Requirement >>
From the records below, please return each line that holds the word "this".

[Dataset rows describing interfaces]
<<<<
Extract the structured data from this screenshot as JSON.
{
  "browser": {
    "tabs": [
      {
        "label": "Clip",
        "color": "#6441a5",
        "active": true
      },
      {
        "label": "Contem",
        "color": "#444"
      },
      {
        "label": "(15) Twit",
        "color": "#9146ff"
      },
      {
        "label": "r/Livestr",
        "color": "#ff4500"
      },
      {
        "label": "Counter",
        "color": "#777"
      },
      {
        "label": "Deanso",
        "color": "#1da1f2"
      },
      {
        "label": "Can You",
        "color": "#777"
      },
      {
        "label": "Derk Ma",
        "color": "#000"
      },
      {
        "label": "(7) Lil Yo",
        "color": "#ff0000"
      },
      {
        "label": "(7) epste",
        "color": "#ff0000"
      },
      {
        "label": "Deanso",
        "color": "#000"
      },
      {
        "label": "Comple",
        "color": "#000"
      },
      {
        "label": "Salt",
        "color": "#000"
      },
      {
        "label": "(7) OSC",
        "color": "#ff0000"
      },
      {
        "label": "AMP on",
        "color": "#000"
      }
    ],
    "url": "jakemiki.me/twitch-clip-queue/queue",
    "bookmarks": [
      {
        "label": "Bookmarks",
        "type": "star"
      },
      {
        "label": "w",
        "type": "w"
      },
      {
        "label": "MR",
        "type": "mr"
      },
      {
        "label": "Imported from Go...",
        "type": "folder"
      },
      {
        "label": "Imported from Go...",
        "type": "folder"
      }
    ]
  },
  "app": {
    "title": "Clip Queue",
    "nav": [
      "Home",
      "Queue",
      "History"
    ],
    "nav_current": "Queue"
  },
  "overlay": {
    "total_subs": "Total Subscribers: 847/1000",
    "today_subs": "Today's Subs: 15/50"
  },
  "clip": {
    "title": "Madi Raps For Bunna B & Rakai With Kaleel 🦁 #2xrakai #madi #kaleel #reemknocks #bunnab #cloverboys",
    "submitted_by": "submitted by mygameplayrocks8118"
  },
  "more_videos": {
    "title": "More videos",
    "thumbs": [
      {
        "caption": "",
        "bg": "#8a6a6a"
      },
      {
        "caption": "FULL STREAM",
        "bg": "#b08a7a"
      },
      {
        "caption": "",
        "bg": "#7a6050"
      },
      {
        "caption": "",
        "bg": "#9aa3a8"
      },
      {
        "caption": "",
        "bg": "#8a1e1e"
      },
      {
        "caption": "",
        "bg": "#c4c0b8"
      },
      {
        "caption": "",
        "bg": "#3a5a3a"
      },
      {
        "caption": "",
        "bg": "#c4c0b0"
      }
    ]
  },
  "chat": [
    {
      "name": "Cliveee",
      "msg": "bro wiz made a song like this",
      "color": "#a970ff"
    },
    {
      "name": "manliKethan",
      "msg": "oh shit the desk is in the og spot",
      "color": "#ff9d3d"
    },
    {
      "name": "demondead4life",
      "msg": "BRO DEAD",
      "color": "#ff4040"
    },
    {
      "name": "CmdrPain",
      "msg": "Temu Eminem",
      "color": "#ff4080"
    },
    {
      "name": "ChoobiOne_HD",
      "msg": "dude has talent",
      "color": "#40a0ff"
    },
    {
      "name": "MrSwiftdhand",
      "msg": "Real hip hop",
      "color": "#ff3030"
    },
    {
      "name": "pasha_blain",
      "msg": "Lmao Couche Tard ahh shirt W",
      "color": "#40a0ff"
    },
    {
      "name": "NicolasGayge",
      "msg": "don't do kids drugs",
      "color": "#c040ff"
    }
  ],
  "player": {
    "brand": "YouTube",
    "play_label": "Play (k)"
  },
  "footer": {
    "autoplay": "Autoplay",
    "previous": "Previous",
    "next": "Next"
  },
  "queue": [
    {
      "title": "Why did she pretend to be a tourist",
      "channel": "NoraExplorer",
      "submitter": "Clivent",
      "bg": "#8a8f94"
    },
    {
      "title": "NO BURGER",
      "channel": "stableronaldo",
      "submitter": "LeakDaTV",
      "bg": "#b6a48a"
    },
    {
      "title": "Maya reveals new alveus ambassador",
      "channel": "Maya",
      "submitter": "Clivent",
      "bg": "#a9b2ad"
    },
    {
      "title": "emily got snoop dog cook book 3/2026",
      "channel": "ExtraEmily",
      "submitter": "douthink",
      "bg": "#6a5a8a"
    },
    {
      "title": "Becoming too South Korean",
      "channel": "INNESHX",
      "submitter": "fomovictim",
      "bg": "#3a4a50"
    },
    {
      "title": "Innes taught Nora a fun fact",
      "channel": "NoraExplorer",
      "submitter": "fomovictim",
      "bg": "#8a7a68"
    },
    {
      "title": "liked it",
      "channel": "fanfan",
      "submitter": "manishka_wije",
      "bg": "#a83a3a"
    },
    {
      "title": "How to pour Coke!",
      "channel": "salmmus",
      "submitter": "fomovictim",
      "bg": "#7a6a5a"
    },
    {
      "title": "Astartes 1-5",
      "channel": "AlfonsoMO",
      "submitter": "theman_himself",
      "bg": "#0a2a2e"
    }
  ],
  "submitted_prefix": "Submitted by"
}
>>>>
Task solution >>
Extract the structured data from this screenshot as JSON.
      "msg": "bro wiz made a song like this",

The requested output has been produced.